He suggests thoughtful and helpful reactions to four common objections to belief that he once held himself when he was an atheist:

• Isn’t the idea of God just wish fulfilment?

• What about all the harm done in the name of religion?

• Would a loving God allow so much suffering?

• How can a rational person believe in miracles?

The Human Genome Project was completed in 2003, when the three billion letters of our DNA code were revealed. For Francis Collins this gave an overwhelming sense of awe and wonder at the marvellously intricate nature of life and the deeply satisfying elegance of DNA, by which God spoke life into being and in

which God’s creative and guiding hand is at work. It provides powerful support for Darwin’s theory of evolution, of descent from a common ancestor with natural selection. Darwin had no idea what the mechanism of natural selection was, but we now know it is naturally occurring mutations (or changes) in DNA.

Virtually all working biologists are convinced Darwin’s framework is unquestionably correct. The theory of evolution is not using the word “theory” in the common meaning of a speculative or conjectural view of something (for which they would use the word hypothesis), but rather in the scientific meaning of a set of fundamental principles that underlie a science.

Some people don’t accept evolution. Creationists take Genesis literally and suggest the Earth is less than 10,000 years old. However, Genesis is best understood, in my view, not as a literal description of origins but rather as poetry and allegory that reveals the relationship between God and humanity and the entrance of our spiritual nature and the Moral Law into humanity. Scientific advances such as Darwinism don’t threaten God, who is the author of the laws of nature, and so they should be welcomed rather than opposed.

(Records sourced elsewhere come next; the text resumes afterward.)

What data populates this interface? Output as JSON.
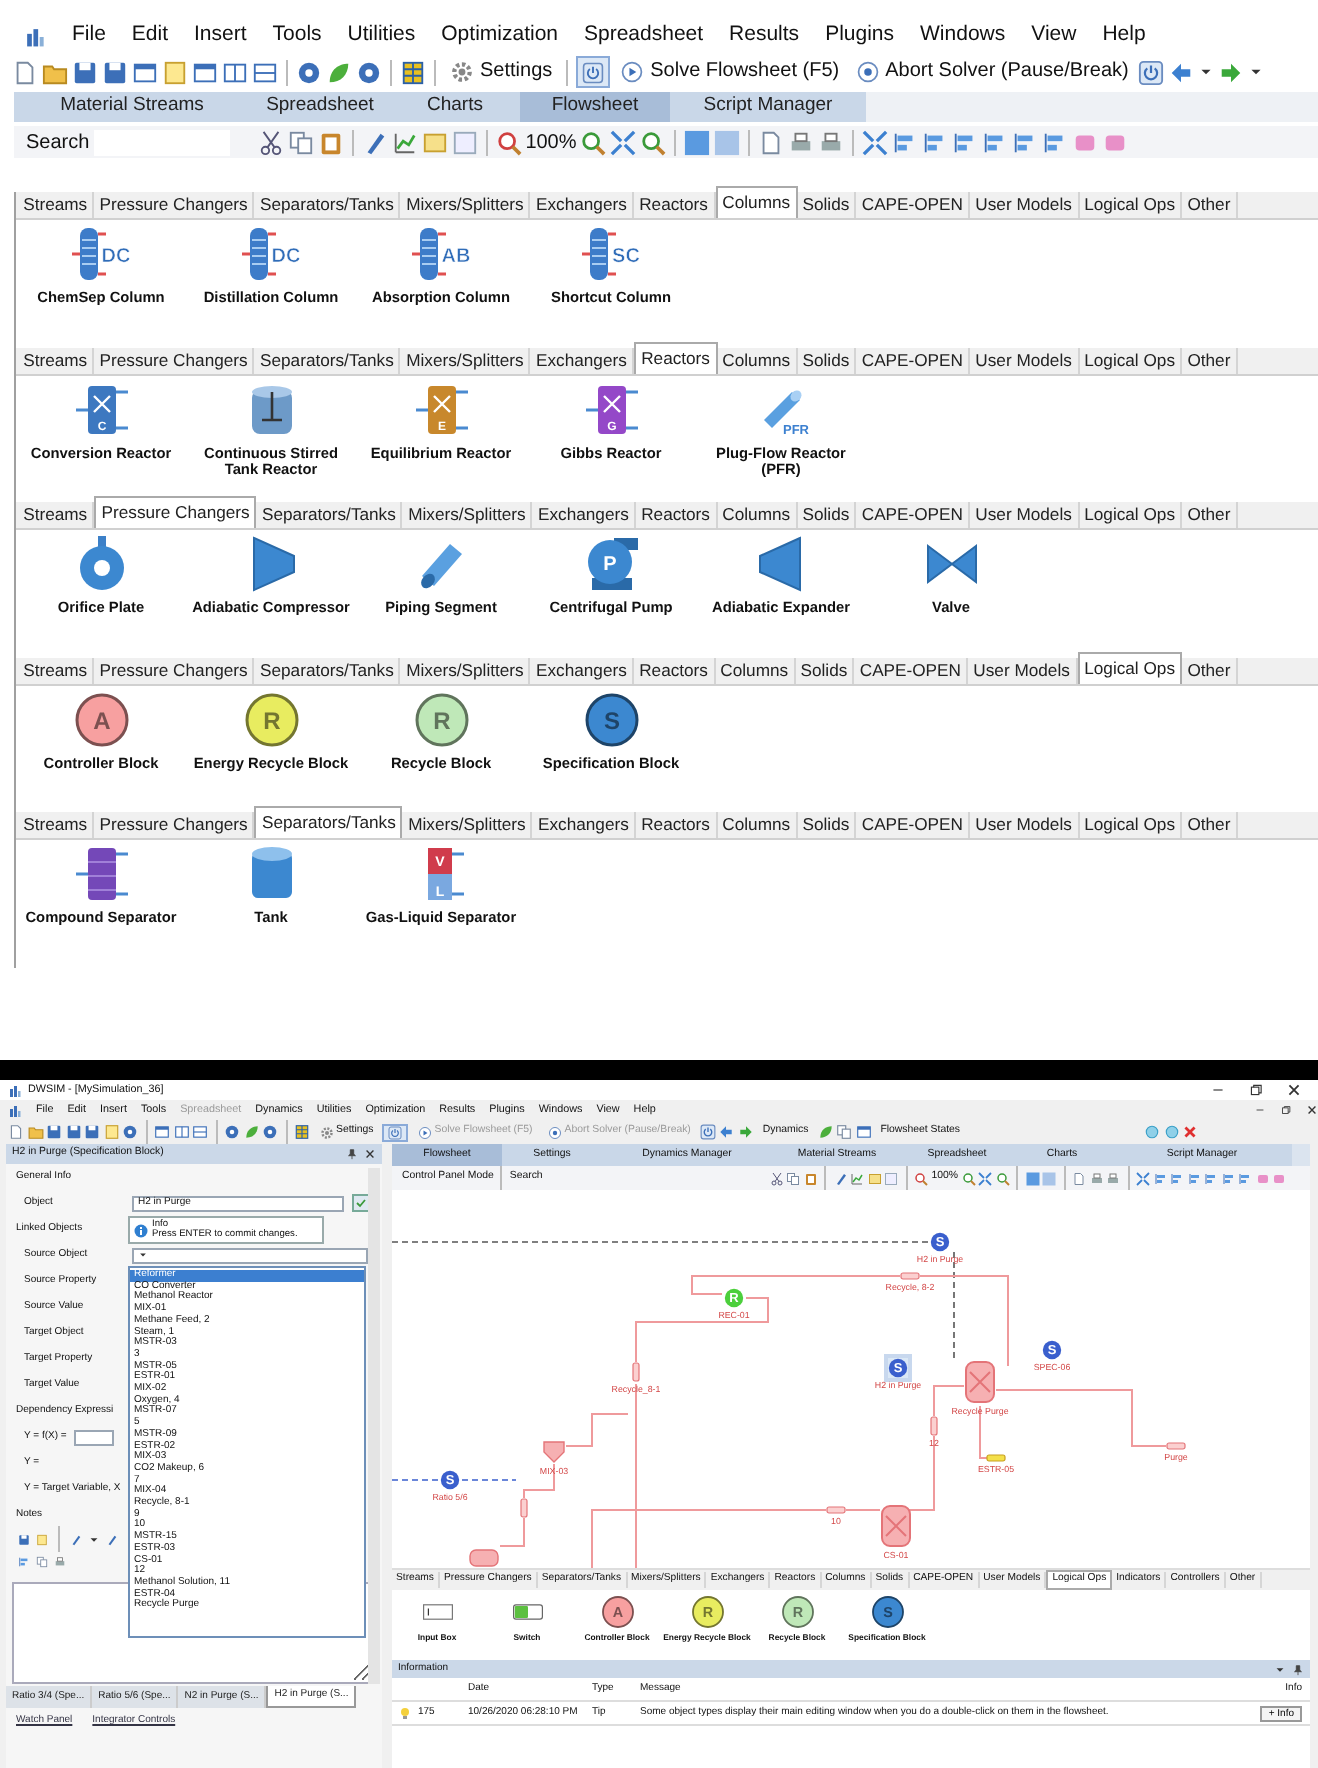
{
  "upper_window": {
    "menu": [
      "File",
      "Edit",
      "Insert",
      "Tools",
      "Utilities",
      "Optimization",
      "Spreadsheet",
      "Results",
      "Plugins",
      "Windows",
      "View",
      "Help"
    ],
    "toolbar": [
      "Settings",
      "Solve Flowsheet (F5)",
      "Abort Solver (Pause/Break)"
    ],
    "document_tabs": [
      {
        "label": "Material Streams",
        "selected": false
      },
      {
        "label": "Spreadsheet",
        "selected": false
      },
      {
        "label": "Charts",
        "selected": false
      },
      {
        "label": "Flowsheet",
        "selected": true
      },
      {
        "label": "Script Manager",
        "selected": false
      }
    ],
    "search_label": "Search",
    "zoom": "100%",
    "palettes": [
      {
        "tabs": [
          {
            "label": "Streams",
            "selected": false
          },
          {
            "label": "Pressure Changers",
            "selected": false
          },
          {
            "label": "Separators/Tanks",
            "selected": false
          },
          {
            "label": "Mixers/Splitters",
            "selected": false
          },
          {
            "label": "Exchangers",
            "selected": false
          },
          {
            "label": "Reactors",
            "selected": false
          },
          {
            "label": "Columns",
            "selected": true
          },
          {
            "label": "Solids",
            "selected": false
          },
          {
            "label": "CAPE-OPEN",
            "selected": false
          },
          {
            "label": "User Models",
            "selected": false
          },
          {
            "label": "Logical Ops",
            "selected": false
          },
          {
            "label": "Other",
            "selected": false
          }
        ],
        "items": [
          {
            "kind": "column",
            "glyphs": [
              "DC"
            ],
            "label": "ChemSep Column"
          },
          {
            "kind": "column",
            "glyphs": [
              "DC"
            ],
            "label": "Distillation Column"
          },
          {
            "kind": "column",
            "glyphs": [
              "AB"
            ],
            "label": "Absorption Column"
          },
          {
            "kind": "column",
            "glyphs": [
              "SC"
            ],
            "label": "Shortcut Column"
          }
        ]
      },
      {
        "tabs": [
          {
            "label": "Streams",
            "selected": false
          },
          {
            "label": "Pressure Changers",
            "selected": false
          },
          {
            "label": "Separators/Tanks",
            "selected": false
          },
          {
            "label": "Mixers/Splitters",
            "selected": false
          },
          {
            "label": "Exchangers",
            "selected": false
          },
          {
            "label": "Reactors",
            "selected": true
          },
          {
            "label": "Columns",
            "selected": false
          },
          {
            "label": "Solids",
            "selected": false
          },
          {
            "label": "CAPE-OPEN",
            "selected": false
          },
          {
            "label": "User Models",
            "selected": false
          },
          {
            "label": "Logical Ops",
            "selected": false
          },
          {
            "label": "Other",
            "selected": false
          }
        ],
        "items": [
          {
            "kind": "reactor",
            "color": "#3d78c0",
            "glyphs": [
              "C"
            ],
            "label": "Conversion Reactor"
          },
          {
            "kind": "stirred-tank",
            "label": "Continuous Stirred Tank Reactor"
          },
          {
            "kind": "reactor",
            "color": "#c8882c",
            "glyphs": [
              "E"
            ],
            "label": "Equilibrium Reactor"
          },
          {
            "kind": "reactor",
            "color": "#9448c8",
            "glyphs": [
              "G"
            ],
            "label": "Gibbs Reactor"
          },
          {
            "kind": "tube",
            "glyphs": [
              "PFR"
            ],
            "label": "Plug-Flow Reactor (PFR)"
          }
        ]
      },
      {
        "tabs": [
          {
            "label": "Streams",
            "selected": false
          },
          {
            "label": "Pressure Changers",
            "selected": true
          },
          {
            "label": "Separators/Tanks",
            "selected": false
          },
          {
            "label": "Mixers/Splitters",
            "selected": false
          },
          {
            "label": "Exchangers",
            "selected": false
          },
          {
            "label": "Reactors",
            "selected": false
          },
          {
            "label": "Columns",
            "selected": false
          },
          {
            "label": "Solids",
            "selected": false
          },
          {
            "label": "CAPE-OPEN",
            "selected": false
          },
          {
            "label": "User Models",
            "selected": false
          },
          {
            "label": "Logical Ops",
            "selected": false
          },
          {
            "label": "Other",
            "selected": false
          }
        ],
        "items": [
          {
            "kind": "orifice",
            "label": "Orifice Plate"
          },
          {
            "kind": "compressor",
            "label": "Adiabatic Compressor"
          },
          {
            "kind": "pipe",
            "label": "Piping Segment"
          },
          {
            "kind": "pump",
            "glyphs": [
              "P"
            ],
            "label": "Centrifugal Pump"
          },
          {
            "kind": "expander",
            "label": "Adiabatic Expander"
          },
          {
            "kind": "valve",
            "label": "Valve"
          }
        ]
      },
      {
        "tabs": [
          {
            "label": "Streams",
            "selected": false
          },
          {
            "label": "Pressure Changers",
            "selected": false
          },
          {
            "label": "Separators/Tanks",
            "selected": false
          },
          {
            "label": "Mixers/Splitters",
            "selected": false
          },
          {
            "label": "Exchangers",
            "selected": false
          },
          {
            "label": "Reactors",
            "selected": false
          },
          {
            "label": "Columns",
            "selected": false
          },
          {
            "label": "Solids",
            "selected": false
          },
          {
            "label": "CAPE-OPEN",
            "selected": false
          },
          {
            "label": "User Models",
            "selected": false
          },
          {
            "label": "Logical Ops",
            "selected": true
          },
          {
            "label": "Other",
            "selected": false
          }
        ],
        "items": [
          {
            "kind": "circle",
            "color": "#f7a0a0",
            "glyphs": [
              "A"
            ],
            "label": "Controller Block"
          },
          {
            "kind": "circle",
            "color": "#e8ec60",
            "glyphs": [
              "R"
            ],
            "label": "Energy Recycle Block"
          },
          {
            "kind": "circle",
            "color": "#bfe8b8",
            "glyphs": [
              "R"
            ],
            "label": "Recycle Block"
          },
          {
            "kind": "circle",
            "color": "#3c88d0",
            "glyphs": [
              "S"
            ],
            "label": "Specification Block"
          }
        ]
      },
      {
        "tabs": [
          {
            "label": "Streams",
            "selected": false
          },
          {
            "label": "Pressure Changers",
            "selected": false
          },
          {
            "label": "Separators/Tanks",
            "selected": true
          },
          {
            "label": "Mixers/Splitters",
            "selected": false
          },
          {
            "label": "Exchangers",
            "selected": false
          },
          {
            "label": "Reactors",
            "selected": false
          },
          {
            "label": "Columns",
            "selected": false
          },
          {
            "label": "Solids",
            "selected": false
          },
          {
            "label": "CAPE-OPEN",
            "selected": false
          },
          {
            "label": "User Models",
            "selected": false
          },
          {
            "label": "Logical Ops",
            "selected": false
          },
          {
            "label": "Other",
            "selected": false
          }
        ],
        "items": [
          {
            "kind": "separator",
            "label": "Compound Separator"
          },
          {
            "kind": "tank",
            "label": "Tank"
          },
          {
            "kind": "flash-drum",
            "glyphs": [
              "V",
              "L"
            ],
            "label": "Gas-Liquid Separator"
          }
        ]
      }
    ]
  },
  "lower_window": {
    "title": "DWSIM - [MySimulation_36]",
    "menu": [
      {
        "label": "File",
        "disabled": false
      },
      {
        "label": "Edit",
        "disabled": false
      },
      {
        "label": "Insert",
        "disabled": false
      },
      {
        "label": "Tools",
        "disabled": false
      },
      {
        "label": "Spreadsheet",
        "disabled": true
      },
      {
        "label": "Dynamics",
        "disabled": false
      },
      {
        "label": "Utilities",
        "disabled": false
      },
      {
        "label": "Optimization",
        "disabled": false
      },
      {
        "label": "Results",
        "disabled": false
      },
      {
        "label": "Plugins",
        "disabled": false
      },
      {
        "label": "Windows",
        "disabled": false
      },
      {
        "label": "View",
        "disabled": false
      },
      {
        "label": "Help",
        "disabled": false
      }
    ],
    "toolbar": [
      {
        "label": "Settings",
        "disabled": false
      },
      {
        "label": "Solve Flowsheet (F5)",
        "disabled": true
      },
      {
        "label": "Abort Solver (Pause/Break)",
        "disabled": true
      },
      {
        "label": "Dynamics",
        "disabled": false
      },
      {
        "label": "Flowsheet States",
        "disabled": false
      }
    ],
    "editor": {
      "title": "H2 in Purge (Specification Block)",
      "rows": [
        {
          "kind": "section",
          "label": "General Info"
        },
        {
          "kind": "object",
          "label": "Object",
          "value": "H2 in Purge"
        },
        {
          "kind": "section",
          "label": "Linked Objects"
        },
        {
          "kind": "combo",
          "label": "Source Object"
        },
        {
          "kind": "label",
          "label": "Source Property"
        },
        {
          "kind": "label",
          "label": "Source Value"
        },
        {
          "kind": "label",
          "label": "Target Object"
        },
        {
          "kind": "label",
          "label": "Target Property"
        },
        {
          "kind": "label",
          "label": "Target Value"
        },
        {
          "kind": "section",
          "label": "Dependency Expressi"
        },
        {
          "kind": "formula",
          "label": "Y = f(X) ="
        },
        {
          "kind": "label",
          "label": "Y ="
        },
        {
          "kind": "label",
          "label": "Y = Target Variable, X"
        },
        {
          "kind": "section",
          "label": "Notes"
        }
      ],
      "tooltip": {
        "title": "Info",
        "message": "Press ENTER to commit changes."
      },
      "dropdown": [
        {
          "label": "Reformer",
          "selected": true
        },
        {
          "label": "CO Converter",
          "selected": false
        },
        {
          "label": "Methanol Reactor",
          "selected": false
        },
        {
          "label": "MIX-01",
          "selected": false
        },
        {
          "label": "Methane Feed, 2",
          "selected": false
        },
        {
          "label": "Steam, 1",
          "selected": false
        },
        {
          "label": "MSTR-03",
          "selected": false
        },
        {
          "label": "3",
          "selected": false
        },
        {
          "label": "MSTR-05",
          "selected": false
        },
        {
          "label": "ESTR-01",
          "selected": false
        },
        {
          "label": "MIX-02",
          "selected": false
        },
        {
          "label": "Oxygen, 4",
          "selected": false
        },
        {
          "label": "MSTR-07",
          "selected": false
        },
        {
          "label": "5",
          "selected": false
        },
        {
          "label": "MSTR-09",
          "selected": false
        },
        {
          "label": "ESTR-02",
          "selected": false
        },
        {
          "label": "MIX-03",
          "selected": false
        },
        {
          "label": "CO2 Makeup, 6",
          "selected": false
        },
        {
          "label": "7",
          "selected": false
        },
        {
          "label": "MIX-04",
          "selected": false
        },
        {
          "label": "Recycle, 8-1",
          "selected": false
        },
        {
          "label": "9",
          "selected": false
        },
        {
          "label": "10",
          "selected": false
        },
        {
          "label": "MSTR-15",
          "selected": false
        },
        {
          "label": "ESTR-03",
          "selected": false
        },
        {
          "label": "CS-01",
          "selected": false
        },
        {
          "label": "12",
          "selected": false
        },
        {
          "label": "Methanol Solution, 11",
          "selected": false
        },
        {
          "label": "ESTR-04",
          "selected": false
        },
        {
          "label": "Recycle Purge",
          "selected": false
        }
      ],
      "tabs": [
        {
          "label": "Ratio 3/4 (Spe...",
          "selected": false
        },
        {
          "label": "Ratio 5/6 (Spe...",
          "selected": false
        },
        {
          "label": "N2 in Purge (S...",
          "selected": false
        },
        {
          "label": "H2 in Purge (S...",
          "selected": true
        }
      ],
      "footer_tabs": [
        "Watch Panel",
        "Integrator Controls"
      ]
    },
    "document_tabs": [
      {
        "label": "Flowsheet",
        "selected": true
      },
      {
        "label": "Settings",
        "selected": false
      },
      {
        "label": "Dynamics Manager",
        "selected": false
      },
      {
        "label": "Material Streams",
        "selected": false
      },
      {
        "label": "Spreadsheet",
        "selected": false
      },
      {
        "label": "Charts",
        "selected": false
      },
      {
        "label": "Script Manager",
        "selected": false
      }
    ],
    "canvas_toolbar": {
      "mode": "Control Panel Mode",
      "search_label": "Search",
      "zoom": "100%"
    },
    "flowsheet": {
      "nodes": [
        {
          "kind": "spec",
          "glyphs": [
            "S"
          ],
          "label": "H2 in Purge",
          "selected": false
        },
        {
          "kind": "stream",
          "label": "Recycle, 8-2",
          "selected": false
        },
        {
          "kind": "recycle",
          "glyphs": [
            "R"
          ],
          "label": "REC-01",
          "selected": false
        },
        {
          "kind": "spec",
          "glyphs": [
            "S"
          ],
          "label": "H2 in Purge",
          "selected": true
        },
        {
          "kind": "spec",
          "glyphs": [
            "S"
          ],
          "label": "SPEC-06",
          "selected": false
        },
        {
          "kind": "vessel",
          "label": "Recycle Purge",
          "selected": false
        },
        {
          "kind": "energy",
          "label": "ESTR-05",
          "selected": false
        },
        {
          "kind": "stream",
          "label": "Purge",
          "selected": false
        },
        {
          "kind": "stream-v",
          "label": "12",
          "selected": false
        },
        {
          "kind": "vessel",
          "label": "CS-01",
          "selected": false
        },
        {
          "kind": "stream",
          "label": "10",
          "selected": false
        },
        {
          "kind": "spec",
          "glyphs": [
            "S"
          ],
          "label": "Ratio 5/6",
          "selected": false
        },
        {
          "kind": "mixer",
          "label": "MIX-03",
          "selected": false
        },
        {
          "kind": "stream-v",
          "selected": false
        },
        {
          "kind": "stream-v",
          "label": "Recycle_8-1",
          "selected": false
        },
        {
          "kind": "drum",
          "selected": false
        }
      ]
    },
    "palette": {
      "tabs": [
        {
          "label": "Streams",
          "selected": false
        },
        {
          "label": "Pressure Changers",
          "selected": false
        },
        {
          "label": "Separators/Tanks",
          "selected": false
        },
        {
          "label": "Mixers/Splitters",
          "selected": false
        },
        {
          "label": "Exchangers",
          "selected": false
        },
        {
          "label": "Reactors",
          "selected": false
        },
        {
          "label": "Columns",
          "selected": false
        },
        {
          "label": "Solids",
          "selected": false
        },
        {
          "label": "CAPE-OPEN",
          "selected": false
        },
        {
          "label": "User Models",
          "selected": false
        },
        {
          "label": "Logical Ops",
          "selected": true
        },
        {
          "label": "Indicators",
          "selected": false
        },
        {
          "label": "Controllers",
          "selected": false
        },
        {
          "label": "Other",
          "selected": false
        }
      ],
      "items": [
        {
          "kind": "input-box",
          "label": "Input Box"
        },
        {
          "kind": "switch",
          "label": "Switch"
        },
        {
          "kind": "circle",
          "color": "#f7a0a0",
          "glyphs": [
            "A"
          ],
          "label": "Controller Block"
        },
        {
          "kind": "circle",
          "color": "#e8ec60",
          "glyphs": [
            "R"
          ],
          "label": "Energy Recycle Block"
        },
        {
          "kind": "circle",
          "color": "#bfe8b8",
          "glyphs": [
            "R"
          ],
          "label": "Recycle Block"
        },
        {
          "kind": "circle",
          "color": "#3c88d0",
          "glyphs": [
            "S"
          ],
          "label": "Specification Block"
        }
      ]
    },
    "information": {
      "title": "Information",
      "columns": [
        "Date",
        "Type",
        "Message",
        "Info"
      ],
      "rows": [
        {
          "number": "175",
          "date": "10/26/2020 06:28:10 PM",
          "type": "Tip",
          "message": "Some object types display their main editing window when you do a double-click on them in the flowsheet.",
          "action": "+ Info"
        }
      ]
    }
  }
}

Also, followers of Intelligent Design suggest evolution is flawed since it cannot account for irreducibly complex structures such as human blood clotting cascade, the eye or a bacterial flagellum. However, the gaps in this “God-of-the-gaps” idea have now been closed, since each of these complex structures has been shown to be consistent with evolution.

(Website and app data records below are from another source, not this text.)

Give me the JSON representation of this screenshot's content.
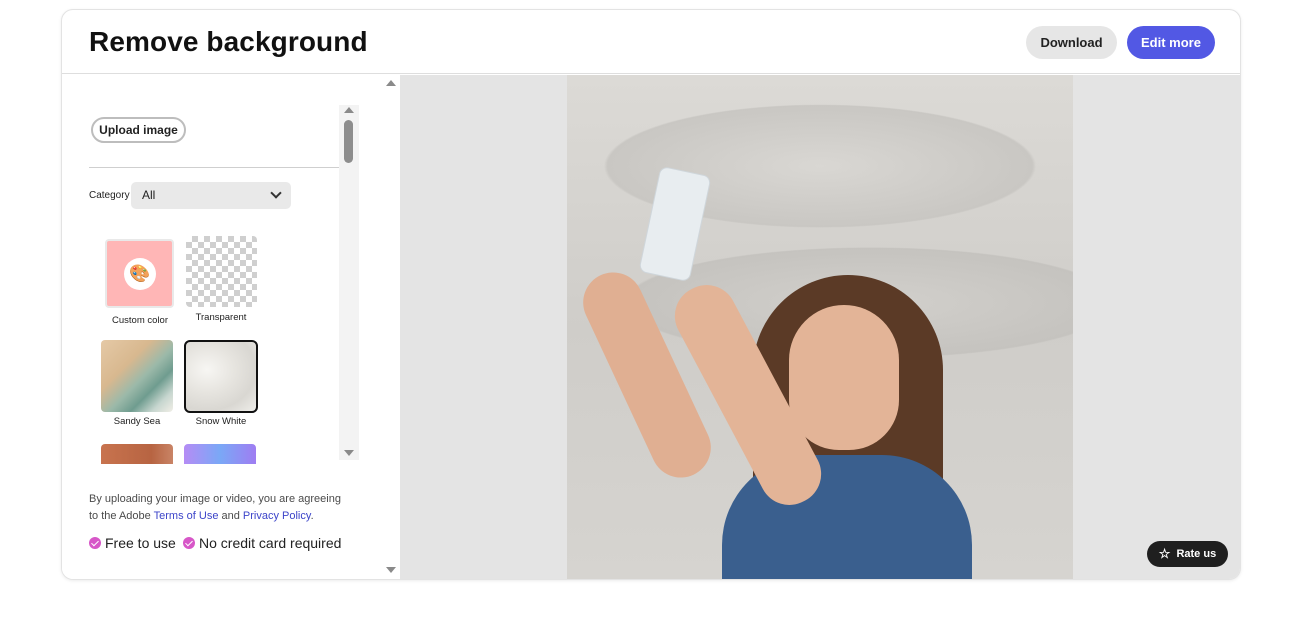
{
  "header": {
    "title": "Remove background",
    "download_label": "Download",
    "edit_more_label": "Edit more"
  },
  "sidebar": {
    "upload_label": "Upload image",
    "category_label": "Category",
    "category_value": "All",
    "swatches": [
      {
        "label": "Custom color",
        "color": "#ffb6b6",
        "icon": "palette-icon"
      },
      {
        "label": "Transparent"
      },
      {
        "label": "Sandy Sea"
      },
      {
        "label": "Snow White",
        "selected": true
      }
    ],
    "legal": {
      "prefix": "By uploading your image or video, you are agreeing to the Adobe ",
      "terms_link": "Terms of Use",
      "and": " and ",
      "privacy_link": "Privacy Policy",
      "suffix": "."
    },
    "perks": [
      "Free to use",
      "No credit card required"
    ]
  },
  "preview": {
    "rate_label": "Rate us"
  },
  "colors": {
    "accent": "#5258e4",
    "check": "#d757c8",
    "link": "#3c44c9"
  }
}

For me, a compelling and intellectually satisfying solution to the search for harmony between science and faith, called Theistic Evolution, rests on the following premises:

• The universe came into being 13.8 billion years ago out of nothing

• The properties of the Universe are precisely tuned for life

• Once life arose, evolution and natural selection led to the development of biological diversity and complexity over very long periods of time

• Humans are part of this process, sharing a common ancestor with apes

• Humans are also unique in ways that point to our spiritual nature.

Thus, in my view, God chose the elegant mechanism of evolution to create creatures with free will, a knowledge of right and wrong, and a desire to seek fellowship with Him. The scientific believer can therefore worship God and also use the tools of science to uncover some of the mysteries of His majestic, awesome, intricate and beautiful creation.

Eric Priest is Emeritus Professor of Mathematics at the University of St Andrews